Hot Rod Forum : Hotrodders Bulletin Board - View Single Post - Cracked Head Leaking Head Gasket?
View Single Post
  #14 (permalink)  
Old 02-17-2013, 07:12 PM
Northern Chevy Northern Chevy is offline
Registered User
Join Date: Feb 2013
Posts: 91
Wiki Edits: 0

Thanks: 0
Thanked 12 Times in 12 Posts
Just to clarify, have you been doing this a few times now in trying to add coolant by removal of the cap from the hot engine while its running { which is very dangerous in itself for being horribly burned }, then shutting the engine down ? If so, that coolant "launch" as you put it when an engine is shut down, is exactly what will happen with a properly operating engine. Once the coolant flow is stopped by the water pump not circulating it, it will super heat by a hot engine and boil and just come frothing out violently.

The only way I know to add coolant to a mechanically sound { not leaking or head gasket failing } engine so that you don't reintroduce air pockets from super heating coolant by releasing the pressure is to NOT touch that rad cap when the engine is up to operating temperature and just make sure you have plenty of coolant in the overflow reservoir and let it self siphon into the engine as it cools. Then after many hours of cooling, its ok to remove the cap and see if there is an air space left and if so, top it up and squeezing and releasing the top rad hose can aid in working out a little air ... its slightly helpful I find sometimes. The heating and cooling cycles of the engine are typically what is used to completely fill an engine so there are no pockets of air in the heads as its that air which will cause a lack of heat transfer and the engine will run hotter and can damage it if it gets out of hand.

Also its not really recommended to mix coolant that strong unless you live in a VERY cold climate where the coolant will jell in the rad by supper cooling as a 50/50 mixture is generally ideal as a balance between boil over and cold temperatures and the reason being, too high a coolant concentration does not transfer heat away from the engine or reject it out of the rad by air flow as well. Sometimes more is not better and that happens to be the quirk of antifreeze. Water is the better heat transfer agent but it has too low of a boil point and no rust inhibiting properties or ability to lubricate the water pump seal.

Please don't think I am coming across as anything other then wanting you to stay safe, and pointing out there is a reason why a rad cap is designed to build that pressure which is, to keep the boiling point of the coolant at a higher temperature ... as soon as you remove that cap, the boiling point drops below the actual temperature of the engine and you saw the results of that with coolant spraying your nice clean engine compartment with slime everywhere !.

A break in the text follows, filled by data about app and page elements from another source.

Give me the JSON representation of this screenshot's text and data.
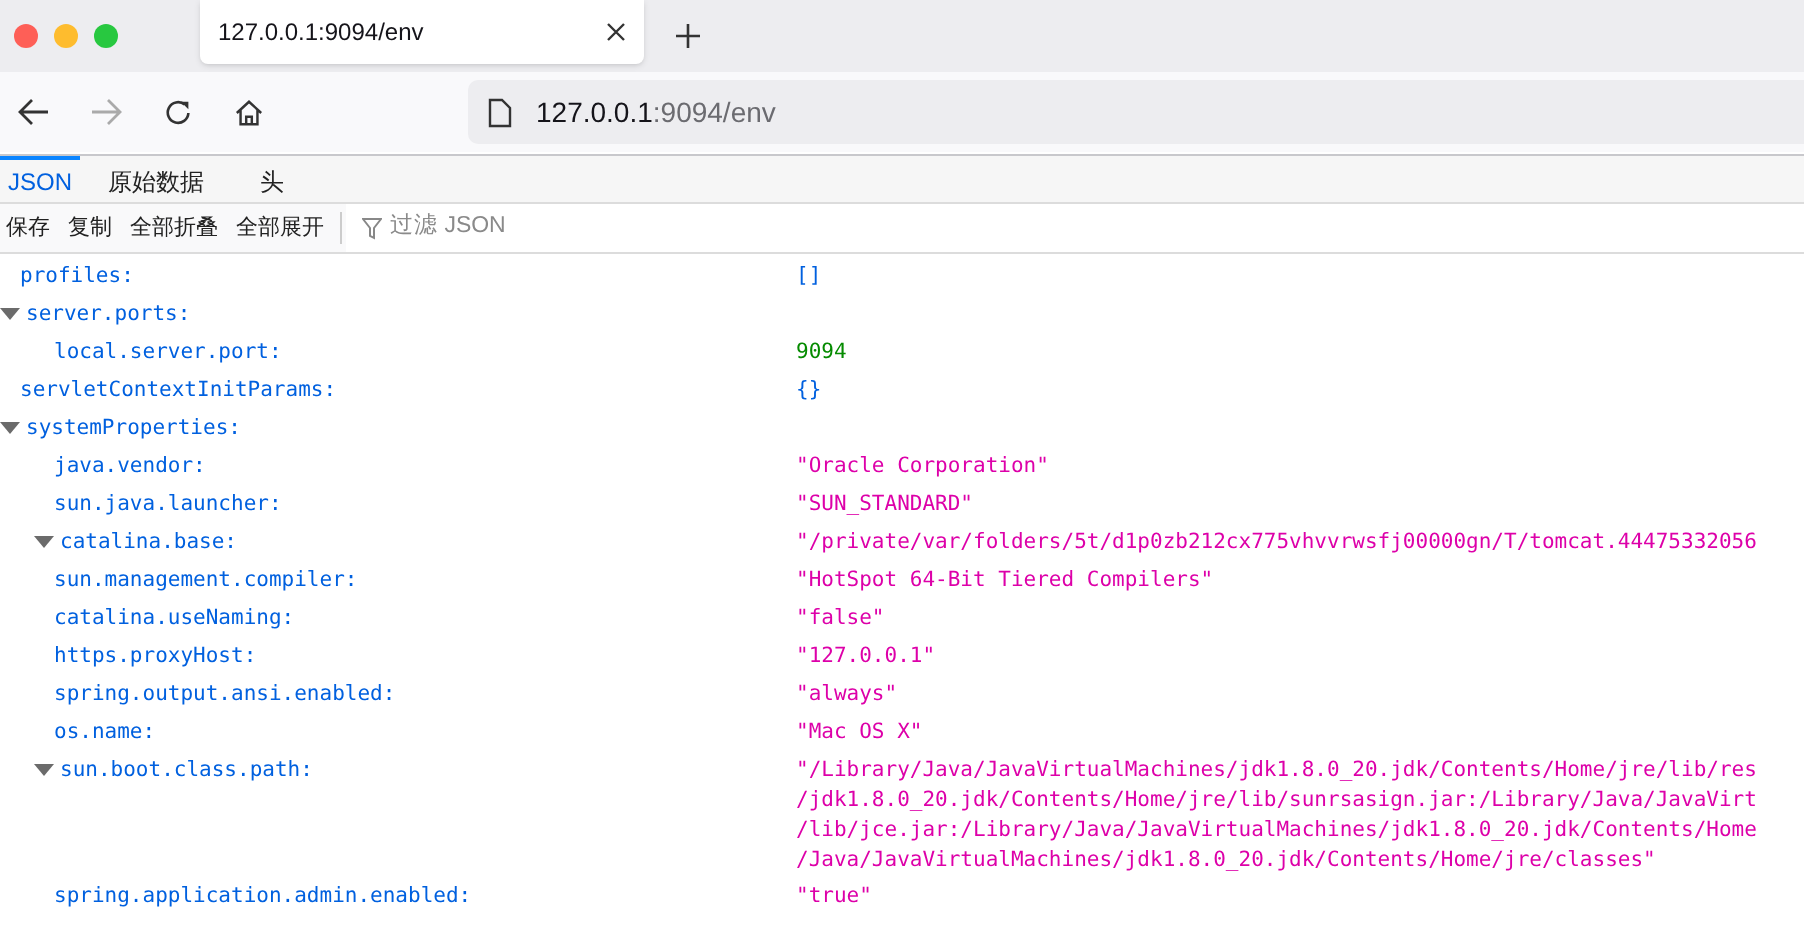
{
  "browser_tab": {
    "title": "127.0.0.1:9094/env"
  },
  "address_bar": {
    "host": "127.0.0.1",
    "path": ":9094/env"
  },
  "viewer_tabs": [
    {
      "label": "JSON",
      "selected": true
    },
    {
      "label": "原始数据",
      "selected": false
    },
    {
      "label": "头",
      "selected": false
    }
  ],
  "toolbar": {
    "buttons": [
      "保存",
      "复制",
      "全部折叠",
      "全部展开"
    ],
    "filter_placeholder": "过滤 JSON"
  },
  "tree": [
    {
      "key": "profiles:",
      "value": "[]",
      "kind": "empty"
    },
    {
      "key": "server.ports:",
      "expanded": true,
      "children": [
        {
          "key": "local.server.port:",
          "value": "9094",
          "kind": "number"
        }
      ]
    },
    {
      "key": "servletContextInitParams:",
      "value": "{}",
      "kind": "empty"
    },
    {
      "key": "systemProperties:",
      "expanded": true,
      "children": [
        {
          "key": "java.vendor:",
          "value": "\"Oracle Corporation\"",
          "kind": "string"
        },
        {
          "key": "sun.java.launcher:",
          "value": "\"SUN_STANDARD\"",
          "kind": "string"
        },
        {
          "key": "catalina.base:",
          "value": "\"/private/var/folders/5t/d1p0zb212cx775vhvvrwsfj00000gn/T/tomcat.44475332056",
          "kind": "string",
          "expanded": true
        },
        {
          "key": "sun.management.compiler:",
          "value": "\"HotSpot 64-Bit Tiered Compilers\"",
          "kind": "string"
        },
        {
          "key": "catalina.useNaming:",
          "value": "\"false\"",
          "kind": "string"
        },
        {
          "key": "https.proxyHost:",
          "value": "\"127.0.0.1\"",
          "kind": "string"
        },
        {
          "key": "spring.output.ansi.enabled:",
          "value": "\"always\"",
          "kind": "string"
        },
        {
          "key": "os.name:",
          "value": "\"Mac OS X\"",
          "kind": "string"
        },
        {
          "key": "sun.boot.class.path:",
          "kind": "string",
          "expanded": true,
          "value_lines": [
            "\"/Library/Java/JavaVirtualMachines/jdk1.8.0_20.jdk/Contents/Home/jre/lib/res",
            "/jdk1.8.0_20.jdk/Contents/Home/jre/lib/sunrsasign.jar:/Library/Java/JavaVirt",
            "/lib/jce.jar:/Library/Java/JavaVirtualMachines/jdk1.8.0_20.jdk/Contents/Home",
            "/Java/JavaVirtualMachines/jdk1.8.0_20.jdk/Contents/Home/jre/classes\""
          ]
        },
        {
          "key": "spring.application.admin.enabled:",
          "value": "\"true\"",
          "kind": "string"
        }
      ]
    }
  ]
}
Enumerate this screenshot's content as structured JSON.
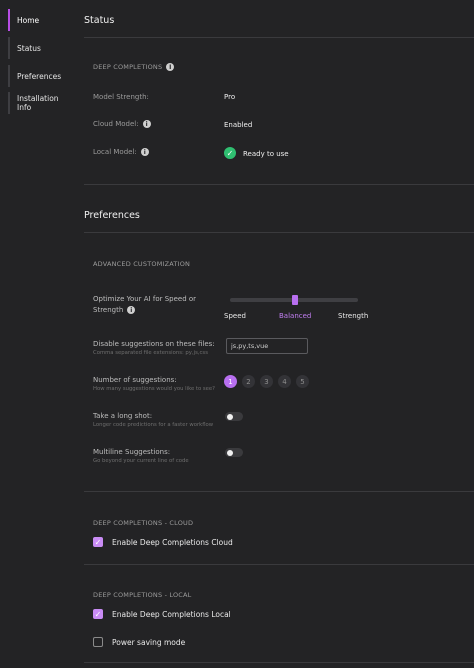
{
  "sidebar": {
    "items": [
      {
        "label": "Home"
      },
      {
        "label": "Status"
      },
      {
        "label": "Preferences"
      },
      {
        "label": "Installation Info"
      }
    ]
  },
  "status": {
    "title": "Status",
    "section_label": "DEEP COMPLETIONS",
    "rows": [
      {
        "label": "Model Strength:",
        "value": "Pro"
      },
      {
        "label": "Cloud Model:",
        "value": "Enabled"
      },
      {
        "label": "Local Model:",
        "value": "Ready to use"
      }
    ]
  },
  "preferences": {
    "title": "Preferences",
    "section_label": "ADVANCED CUSTOMIZATION",
    "optimize": {
      "label_line1": "Optimize Your AI for Speed or",
      "label_line2": "Strength",
      "slider_options": [
        "Speed",
        "Balanced",
        "Strength"
      ],
      "selected": "Balanced"
    },
    "disable": {
      "title": "Disable suggestions on these files:",
      "subtitle": "Comma separated file extensions: py,js,css",
      "value": "js,py,ts,vue"
    },
    "num_suggestions": {
      "title": "Number of suggestions:",
      "subtitle": "How many suggestions would you like to see?",
      "options": [
        "1",
        "2",
        "3",
        "4",
        "5"
      ],
      "selected": "1"
    },
    "long_shot": {
      "title": "Take a long shot:",
      "subtitle": "Longer code predictions for a faster workflow",
      "enabled": false
    },
    "multiline": {
      "title": "Multiline Suggestions:",
      "subtitle": "Go beyond your current line of code",
      "enabled": false
    }
  },
  "cloud": {
    "section_label": "DEEP COMPLETIONS - CLOUD",
    "checkbox_label": "Enable Deep Completions Cloud",
    "checked": true
  },
  "local": {
    "section_label": "DEEP COMPLETIONS - LOCAL",
    "enable_label": "Enable Deep Completions Local",
    "enable_checked": true,
    "power_label": "Power saving mode",
    "power_checked": false
  },
  "icons": {
    "info": "info-icon",
    "ready": "check-circle-icon",
    "checkbox_checked": "checkmark-icon"
  },
  "colors": {
    "accent": "#b86ff0",
    "ready_green": "#2fbf71",
    "background": "#232325"
  }
}
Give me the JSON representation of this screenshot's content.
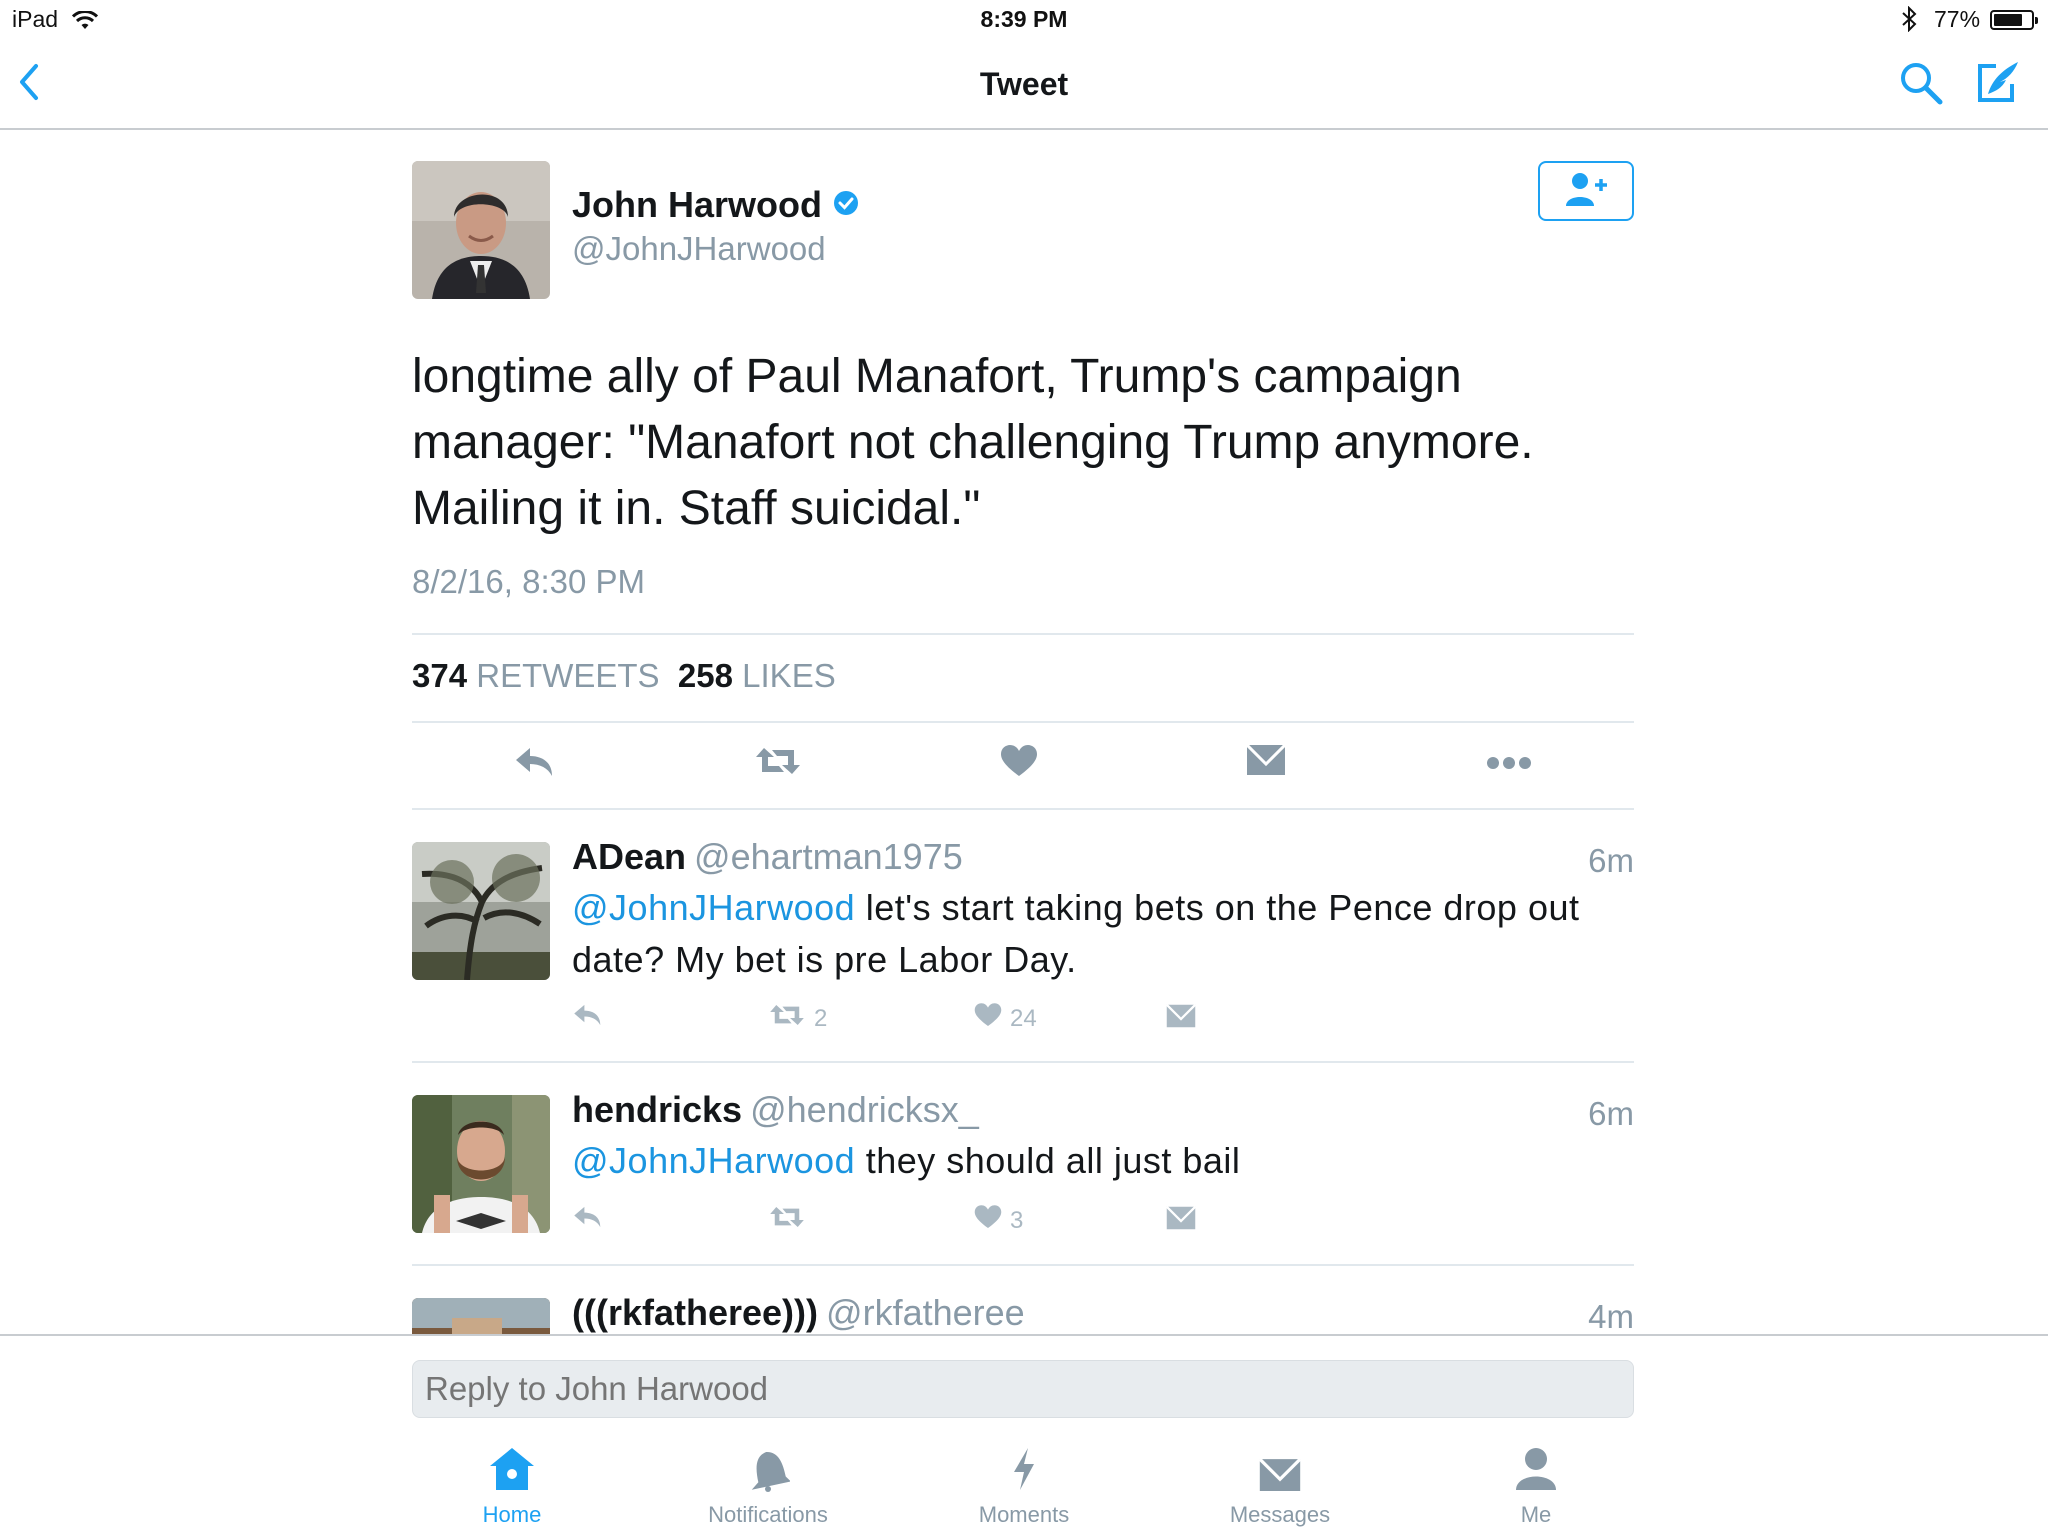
{
  "status_bar": {
    "device": "iPad",
    "time": "8:39 PM",
    "battery_pct": "77%",
    "battery_level": 0.77
  },
  "nav": {
    "title": "Tweet"
  },
  "tweet": {
    "author_name": "John Harwood",
    "author_handle": "@JohnJHarwood",
    "text": "longtime ally of Paul Manafort, Trump's campaign manager: \"Manafort not challenging Trump anymore. Mailing it in. Staff suicidal.\"",
    "timestamp": "8/2/16, 8:30 PM",
    "retweets_count": "374",
    "retweets_label": "RETWEETS",
    "likes_count": "258",
    "likes_label": "LIKES"
  },
  "replies": [
    {
      "name": "ADean",
      "handle": "@ehartman1975",
      "time": "6m",
      "mention": "@JohnJHarwood",
      "text": " let's start taking bets on the Pence drop out date? My bet is pre Labor Day.",
      "retweets": "2",
      "likes": "24"
    },
    {
      "name": "hendricks",
      "handle": "@hendricksx_",
      "time": "6m",
      "mention": "@JohnJHarwood",
      "text": " they should all just bail",
      "retweets": "",
      "likes": "3"
    },
    {
      "name": "(((rkfatheree)))",
      "handle": "@rkfatheree",
      "time": "4m"
    }
  ],
  "reply_box": {
    "placeholder": "Reply to John Harwood"
  },
  "tabs": [
    {
      "label": "Home"
    },
    {
      "label": "Notifications"
    },
    {
      "label": "Moments"
    },
    {
      "label": "Messages"
    },
    {
      "label": "Me"
    }
  ],
  "colors": {
    "accent": "#1da1f2",
    "mention": "#1b95e0",
    "muted": "#8899a6",
    "text": "#14171a"
  },
  "icons": [
    "back-chevron-icon",
    "search-icon",
    "compose-icon",
    "verified-icon",
    "follow-icon",
    "reply-icon",
    "retweet-icon",
    "like-icon",
    "direct-message-icon",
    "more-icon",
    "home-icon",
    "notifications-icon",
    "moments-icon",
    "messages-icon",
    "me-icon"
  ]
}
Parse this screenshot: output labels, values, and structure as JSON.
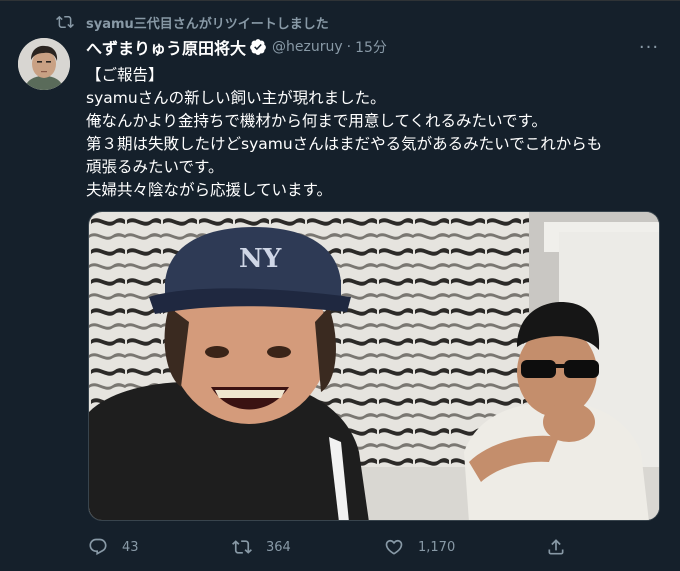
{
  "retweet_context": {
    "label": "syamu三代目さんがリツイートしました",
    "icon": "retweet-icon"
  },
  "tweet": {
    "author_name": "へずまりゅう原田将大",
    "verified": true,
    "handle": "@hezuruy",
    "separator": "·",
    "time": "15分",
    "more_label": "···",
    "lines": [
      "【ご報告】",
      "syamuさんの新しい飼い主が現れました。",
      "俺なんかより金持ちで機材から何まで用意してくれるみたいです。",
      "第３期は失敗したけどsyamuさんはまだやる気があるみたいでこれからも",
      "頑張るみたいです。",
      "夫婦共々陰ながら応援しています。"
    ]
  },
  "actions": {
    "reply": {
      "icon": "reply-icon",
      "count": "43"
    },
    "retweet": {
      "icon": "retweet-icon",
      "count": "364"
    },
    "like": {
      "icon": "heart-icon",
      "count": "1,170"
    },
    "share": {
      "icon": "share-icon"
    }
  },
  "colors": {
    "background": "#15202b",
    "text_primary": "#ffffff",
    "text_secondary": "#8899a6",
    "verified": "#ffffff"
  }
}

Hmm, hope that came across as intented !.
Reply With Quote
The Following User Says Thank You to Northern Chevy For This Useful Post:
skippy89 (02-17-2013)